Sales of newly built single-family homes rose 2.7 percent in September to a seasonally adjusted annual rate of 464,000 units, according to U.S. Commerce Department numbers released Oct. 27.
The report also indicated that builders are making substantial progress in reducing the months’ supply of unsold units on the market.
“It’s great to see some upward movement in new home sales, particularly in light of the strong efforts that home builders have been making to bring supply and demand back into balance by limiting new construction and offering substantial price- and non-price incentives on already-built units,” said National Association of Home Builders chairman Sandy Dunn, a home builder from Point Pleasant, W.Va.
NAHB chief economist David Seiders said the gain followed a downward revision for August and was almost entirely concentrated in the West region, where sales bounced back from a very low level in August.
“The fact is that housing demand remains fundamentally weak, and the housing contraction continues to weigh heavily on the financial markets and the overall economy,” Seiders said. “Without question, an additional economic stimulus package -- including substantial measures to spur home buying and limit foreclosures -- is necessary to support home prices, stabilize financial markets and limit the severity of recession.”
The number of new homes for sale shrank to 394,000 units in September, down from 425,000 units in August. At the current sales pace, there was a 10.4 months’ supply of unsold new units on the market, versus an 11.4 months’ supply in August.

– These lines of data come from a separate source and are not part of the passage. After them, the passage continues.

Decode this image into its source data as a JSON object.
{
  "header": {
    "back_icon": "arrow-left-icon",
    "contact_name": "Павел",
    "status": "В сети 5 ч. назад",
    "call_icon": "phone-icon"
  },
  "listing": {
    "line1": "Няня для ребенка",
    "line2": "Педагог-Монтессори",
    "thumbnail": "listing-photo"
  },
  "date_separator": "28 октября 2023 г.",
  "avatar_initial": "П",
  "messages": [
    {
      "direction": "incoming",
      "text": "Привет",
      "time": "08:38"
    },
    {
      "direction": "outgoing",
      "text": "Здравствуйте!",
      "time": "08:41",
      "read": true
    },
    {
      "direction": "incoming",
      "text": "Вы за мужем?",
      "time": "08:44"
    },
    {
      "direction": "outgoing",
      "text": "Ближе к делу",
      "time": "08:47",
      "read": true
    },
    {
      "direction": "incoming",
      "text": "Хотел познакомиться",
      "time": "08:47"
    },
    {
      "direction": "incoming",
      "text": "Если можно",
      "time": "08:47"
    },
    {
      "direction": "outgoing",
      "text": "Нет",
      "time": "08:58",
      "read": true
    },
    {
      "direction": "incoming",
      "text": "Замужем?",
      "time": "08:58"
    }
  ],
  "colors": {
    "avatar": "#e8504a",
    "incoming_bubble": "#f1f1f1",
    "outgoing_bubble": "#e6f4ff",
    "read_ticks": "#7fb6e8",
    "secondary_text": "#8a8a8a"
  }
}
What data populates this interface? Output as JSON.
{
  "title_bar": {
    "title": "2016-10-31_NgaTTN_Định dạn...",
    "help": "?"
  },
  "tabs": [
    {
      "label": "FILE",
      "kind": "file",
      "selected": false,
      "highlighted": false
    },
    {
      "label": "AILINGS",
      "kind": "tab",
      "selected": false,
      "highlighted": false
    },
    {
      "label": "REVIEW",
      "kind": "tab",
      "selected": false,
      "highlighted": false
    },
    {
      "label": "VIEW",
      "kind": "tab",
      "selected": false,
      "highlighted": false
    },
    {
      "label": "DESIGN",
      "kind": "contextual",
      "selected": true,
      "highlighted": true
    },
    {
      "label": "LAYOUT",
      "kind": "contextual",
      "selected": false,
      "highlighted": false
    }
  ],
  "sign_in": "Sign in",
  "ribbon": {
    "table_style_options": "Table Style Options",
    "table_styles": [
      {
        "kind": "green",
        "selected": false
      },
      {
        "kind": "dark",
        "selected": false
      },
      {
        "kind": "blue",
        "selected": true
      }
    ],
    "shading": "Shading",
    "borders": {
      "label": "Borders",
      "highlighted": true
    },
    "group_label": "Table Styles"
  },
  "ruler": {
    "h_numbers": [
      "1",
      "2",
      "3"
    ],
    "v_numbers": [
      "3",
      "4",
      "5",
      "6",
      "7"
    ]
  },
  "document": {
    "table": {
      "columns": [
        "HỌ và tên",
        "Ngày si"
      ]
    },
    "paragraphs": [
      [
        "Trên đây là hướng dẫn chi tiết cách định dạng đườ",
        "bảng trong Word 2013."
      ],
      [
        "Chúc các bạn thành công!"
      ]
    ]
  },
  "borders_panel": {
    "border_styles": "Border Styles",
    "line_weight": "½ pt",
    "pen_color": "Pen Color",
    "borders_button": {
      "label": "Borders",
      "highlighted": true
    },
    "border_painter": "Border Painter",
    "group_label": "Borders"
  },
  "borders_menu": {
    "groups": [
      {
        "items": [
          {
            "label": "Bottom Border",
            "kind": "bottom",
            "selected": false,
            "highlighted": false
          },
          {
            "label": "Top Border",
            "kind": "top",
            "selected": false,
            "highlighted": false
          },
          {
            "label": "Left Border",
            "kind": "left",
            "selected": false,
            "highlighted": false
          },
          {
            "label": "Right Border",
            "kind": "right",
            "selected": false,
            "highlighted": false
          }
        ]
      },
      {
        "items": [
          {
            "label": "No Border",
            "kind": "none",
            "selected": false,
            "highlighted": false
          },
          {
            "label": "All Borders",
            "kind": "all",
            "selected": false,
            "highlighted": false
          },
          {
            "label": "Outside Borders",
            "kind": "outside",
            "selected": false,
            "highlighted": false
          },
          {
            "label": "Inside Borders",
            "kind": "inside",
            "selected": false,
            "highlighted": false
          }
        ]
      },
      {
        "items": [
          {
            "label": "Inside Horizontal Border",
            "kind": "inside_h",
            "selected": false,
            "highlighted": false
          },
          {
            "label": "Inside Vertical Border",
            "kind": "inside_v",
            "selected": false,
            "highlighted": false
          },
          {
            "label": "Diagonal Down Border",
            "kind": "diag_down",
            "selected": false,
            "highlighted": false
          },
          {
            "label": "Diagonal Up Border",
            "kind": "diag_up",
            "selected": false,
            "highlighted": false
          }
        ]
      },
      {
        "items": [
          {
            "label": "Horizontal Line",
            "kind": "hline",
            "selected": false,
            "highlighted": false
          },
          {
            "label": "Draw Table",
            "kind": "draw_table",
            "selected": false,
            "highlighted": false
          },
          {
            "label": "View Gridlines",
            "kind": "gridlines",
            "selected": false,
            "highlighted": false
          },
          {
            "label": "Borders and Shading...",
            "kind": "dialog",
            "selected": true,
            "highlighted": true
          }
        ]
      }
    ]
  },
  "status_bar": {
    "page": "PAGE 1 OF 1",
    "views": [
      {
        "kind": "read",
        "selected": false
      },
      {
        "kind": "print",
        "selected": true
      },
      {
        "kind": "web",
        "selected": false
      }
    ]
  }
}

Regionally, sales activity gained 22.7 percent in the West and 0.7 percent in the South in September, but at the same time declined 21.4 percent in the Northeast and 5.8 percent in the Midwest.